_Exercise details_
Report each line from the records where the string "September" turns up.

(Interface dataset entries)
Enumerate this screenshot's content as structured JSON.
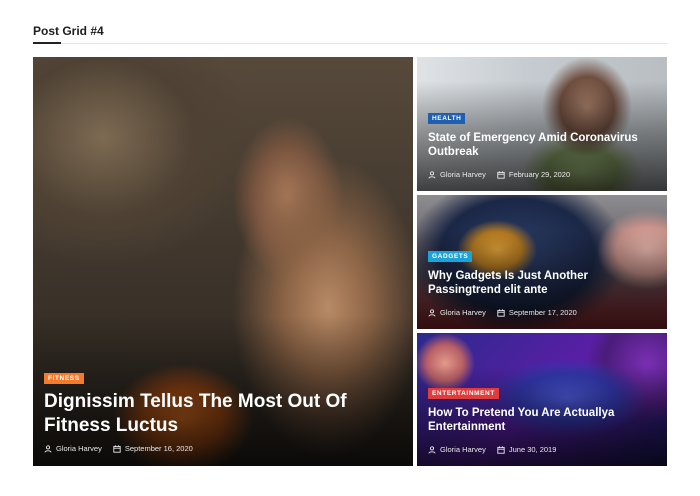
{
  "section": {
    "title": "Post Grid #4"
  },
  "posts": [
    {
      "category": "FITNESS",
      "category_color": "#f47a2c",
      "title": "Dignissim Tellus The Most Out Of Fitness Luctus",
      "author": "Gloria Harvey",
      "date": "September 16, 2020"
    },
    {
      "category": "HEALTH",
      "category_color": "#1f5fb0",
      "title": "State of Emergency Amid Coronavirus Outbreak",
      "author": "Gloria Harvey",
      "date": "February 29, 2020"
    },
    {
      "category": "GADGETS",
      "category_color": "#1aa3d9",
      "title": "Why Gadgets Is Just Another Passingtrend elit ante",
      "author": "Gloria Harvey",
      "date": "September 17, 2020"
    },
    {
      "category": "ENTERTAINMENT",
      "category_color": "#e23b3b",
      "title": "How To Pretend You Are Actuallya Entertainment",
      "author": "Gloria Harvey",
      "date": "June 30, 2019"
    }
  ],
  "icons": {
    "author": "user-icon",
    "date": "calendar-icon"
  }
}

_Exercise response_
      "date": "September 16, 2020"
      "date": "September 17, 2020"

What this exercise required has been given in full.